## Task to complete
A bare number is the only acceptable answer: how many lines of these entries include "HumansAreMetal"?

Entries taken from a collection
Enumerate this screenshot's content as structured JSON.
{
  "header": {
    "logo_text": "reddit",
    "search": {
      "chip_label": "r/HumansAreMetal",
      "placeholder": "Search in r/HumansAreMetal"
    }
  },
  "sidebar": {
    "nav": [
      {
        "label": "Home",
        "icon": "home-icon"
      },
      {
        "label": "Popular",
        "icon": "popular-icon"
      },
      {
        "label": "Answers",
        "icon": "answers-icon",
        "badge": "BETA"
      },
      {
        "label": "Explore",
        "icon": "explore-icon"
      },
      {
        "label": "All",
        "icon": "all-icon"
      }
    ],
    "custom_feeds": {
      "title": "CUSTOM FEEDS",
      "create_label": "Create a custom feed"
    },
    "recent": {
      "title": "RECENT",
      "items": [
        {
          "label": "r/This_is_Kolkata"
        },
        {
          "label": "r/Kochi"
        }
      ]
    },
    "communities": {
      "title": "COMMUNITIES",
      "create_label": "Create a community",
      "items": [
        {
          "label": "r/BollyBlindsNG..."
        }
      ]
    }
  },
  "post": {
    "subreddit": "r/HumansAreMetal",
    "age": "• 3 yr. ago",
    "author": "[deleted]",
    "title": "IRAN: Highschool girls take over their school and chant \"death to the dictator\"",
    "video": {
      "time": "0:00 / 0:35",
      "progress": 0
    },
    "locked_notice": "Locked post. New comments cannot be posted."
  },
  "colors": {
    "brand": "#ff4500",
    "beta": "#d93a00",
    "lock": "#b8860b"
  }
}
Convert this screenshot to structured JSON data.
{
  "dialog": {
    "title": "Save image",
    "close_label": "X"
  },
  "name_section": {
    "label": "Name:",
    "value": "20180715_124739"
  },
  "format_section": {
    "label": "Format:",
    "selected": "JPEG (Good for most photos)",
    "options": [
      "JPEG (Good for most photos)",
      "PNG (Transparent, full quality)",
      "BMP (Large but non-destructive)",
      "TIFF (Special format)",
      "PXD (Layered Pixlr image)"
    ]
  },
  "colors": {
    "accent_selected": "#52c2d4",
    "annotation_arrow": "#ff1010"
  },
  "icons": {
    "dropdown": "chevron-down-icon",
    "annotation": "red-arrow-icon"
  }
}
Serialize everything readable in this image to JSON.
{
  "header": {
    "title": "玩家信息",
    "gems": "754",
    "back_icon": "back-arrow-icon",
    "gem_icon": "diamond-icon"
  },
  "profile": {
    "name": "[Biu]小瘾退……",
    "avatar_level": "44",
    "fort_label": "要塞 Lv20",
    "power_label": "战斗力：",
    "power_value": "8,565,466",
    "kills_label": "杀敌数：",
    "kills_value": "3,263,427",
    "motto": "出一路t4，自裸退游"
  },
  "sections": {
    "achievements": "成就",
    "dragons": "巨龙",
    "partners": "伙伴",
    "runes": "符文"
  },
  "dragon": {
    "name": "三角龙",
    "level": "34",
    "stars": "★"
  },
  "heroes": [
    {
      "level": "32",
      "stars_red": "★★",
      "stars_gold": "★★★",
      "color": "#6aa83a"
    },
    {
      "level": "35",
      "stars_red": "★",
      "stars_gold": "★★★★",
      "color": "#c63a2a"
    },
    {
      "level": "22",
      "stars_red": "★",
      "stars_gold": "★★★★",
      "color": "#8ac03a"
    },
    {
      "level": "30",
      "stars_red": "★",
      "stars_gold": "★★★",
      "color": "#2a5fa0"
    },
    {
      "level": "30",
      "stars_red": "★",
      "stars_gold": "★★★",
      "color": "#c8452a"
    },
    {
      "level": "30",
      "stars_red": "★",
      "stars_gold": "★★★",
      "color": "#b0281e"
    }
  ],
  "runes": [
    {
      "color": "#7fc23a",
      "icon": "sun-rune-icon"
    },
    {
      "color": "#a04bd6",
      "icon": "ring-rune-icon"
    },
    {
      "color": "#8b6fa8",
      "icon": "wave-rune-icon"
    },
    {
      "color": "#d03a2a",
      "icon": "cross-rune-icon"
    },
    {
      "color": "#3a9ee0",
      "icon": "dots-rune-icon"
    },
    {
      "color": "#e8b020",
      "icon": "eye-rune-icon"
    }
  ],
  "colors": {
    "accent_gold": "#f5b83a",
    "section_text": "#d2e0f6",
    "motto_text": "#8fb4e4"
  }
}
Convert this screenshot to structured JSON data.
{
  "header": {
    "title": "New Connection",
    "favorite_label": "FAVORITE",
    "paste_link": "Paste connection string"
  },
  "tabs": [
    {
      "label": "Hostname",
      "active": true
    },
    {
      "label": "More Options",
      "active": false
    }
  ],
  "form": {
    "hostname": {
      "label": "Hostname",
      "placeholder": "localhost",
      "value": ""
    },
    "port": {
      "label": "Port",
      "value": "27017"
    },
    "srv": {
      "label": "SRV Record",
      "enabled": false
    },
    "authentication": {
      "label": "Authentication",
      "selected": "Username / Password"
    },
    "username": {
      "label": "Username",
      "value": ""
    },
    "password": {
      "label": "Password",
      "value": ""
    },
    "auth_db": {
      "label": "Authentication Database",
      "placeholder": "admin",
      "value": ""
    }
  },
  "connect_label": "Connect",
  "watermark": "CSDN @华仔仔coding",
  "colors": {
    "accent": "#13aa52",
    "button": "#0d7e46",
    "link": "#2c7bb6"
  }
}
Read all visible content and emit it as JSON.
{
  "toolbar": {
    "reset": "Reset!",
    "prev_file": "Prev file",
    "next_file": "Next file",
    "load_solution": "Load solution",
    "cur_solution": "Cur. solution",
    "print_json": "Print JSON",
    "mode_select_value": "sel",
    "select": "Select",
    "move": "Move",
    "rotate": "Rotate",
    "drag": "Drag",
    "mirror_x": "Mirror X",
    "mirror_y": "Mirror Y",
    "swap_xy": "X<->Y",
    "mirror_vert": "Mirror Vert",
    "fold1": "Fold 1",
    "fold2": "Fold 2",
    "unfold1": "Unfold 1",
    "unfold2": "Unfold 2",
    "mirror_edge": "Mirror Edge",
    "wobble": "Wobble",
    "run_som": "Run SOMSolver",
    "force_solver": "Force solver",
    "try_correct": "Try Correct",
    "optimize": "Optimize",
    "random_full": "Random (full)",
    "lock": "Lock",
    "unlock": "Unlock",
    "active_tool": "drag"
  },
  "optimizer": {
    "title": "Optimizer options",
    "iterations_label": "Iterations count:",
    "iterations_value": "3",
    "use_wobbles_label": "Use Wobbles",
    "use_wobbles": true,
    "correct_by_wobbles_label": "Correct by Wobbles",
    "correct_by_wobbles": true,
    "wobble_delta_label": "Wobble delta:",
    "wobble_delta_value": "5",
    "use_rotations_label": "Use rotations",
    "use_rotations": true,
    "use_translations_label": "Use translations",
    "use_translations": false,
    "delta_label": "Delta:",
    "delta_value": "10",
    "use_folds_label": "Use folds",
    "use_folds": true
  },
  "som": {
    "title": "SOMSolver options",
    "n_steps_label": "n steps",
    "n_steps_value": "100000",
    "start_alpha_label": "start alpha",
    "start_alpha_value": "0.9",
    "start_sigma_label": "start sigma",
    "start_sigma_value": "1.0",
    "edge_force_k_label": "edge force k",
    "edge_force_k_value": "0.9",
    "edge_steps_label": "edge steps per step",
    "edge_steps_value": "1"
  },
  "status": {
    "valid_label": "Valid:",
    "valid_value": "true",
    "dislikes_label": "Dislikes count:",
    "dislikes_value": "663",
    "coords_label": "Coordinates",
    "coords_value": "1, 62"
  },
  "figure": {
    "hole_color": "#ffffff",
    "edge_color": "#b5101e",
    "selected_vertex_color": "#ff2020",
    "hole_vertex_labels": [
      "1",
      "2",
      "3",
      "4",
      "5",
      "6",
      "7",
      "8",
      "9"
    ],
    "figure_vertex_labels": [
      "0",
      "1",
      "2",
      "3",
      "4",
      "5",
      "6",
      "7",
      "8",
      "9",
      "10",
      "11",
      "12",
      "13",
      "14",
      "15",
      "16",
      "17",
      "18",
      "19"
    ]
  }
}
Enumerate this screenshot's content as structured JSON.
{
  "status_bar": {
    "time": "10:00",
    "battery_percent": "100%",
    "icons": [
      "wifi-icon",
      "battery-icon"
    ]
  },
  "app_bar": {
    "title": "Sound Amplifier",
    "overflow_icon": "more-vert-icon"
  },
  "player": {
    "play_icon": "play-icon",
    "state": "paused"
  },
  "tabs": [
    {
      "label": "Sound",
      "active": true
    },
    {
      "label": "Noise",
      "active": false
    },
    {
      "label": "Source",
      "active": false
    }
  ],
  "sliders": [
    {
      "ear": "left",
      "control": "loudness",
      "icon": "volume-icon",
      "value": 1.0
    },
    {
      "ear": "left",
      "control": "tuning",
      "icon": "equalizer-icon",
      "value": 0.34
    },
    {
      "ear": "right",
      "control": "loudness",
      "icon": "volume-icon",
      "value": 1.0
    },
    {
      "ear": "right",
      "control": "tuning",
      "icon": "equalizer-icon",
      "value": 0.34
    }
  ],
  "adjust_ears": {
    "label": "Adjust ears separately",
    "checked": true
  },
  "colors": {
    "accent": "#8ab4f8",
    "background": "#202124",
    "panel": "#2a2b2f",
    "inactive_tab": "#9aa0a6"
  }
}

## Written answer
3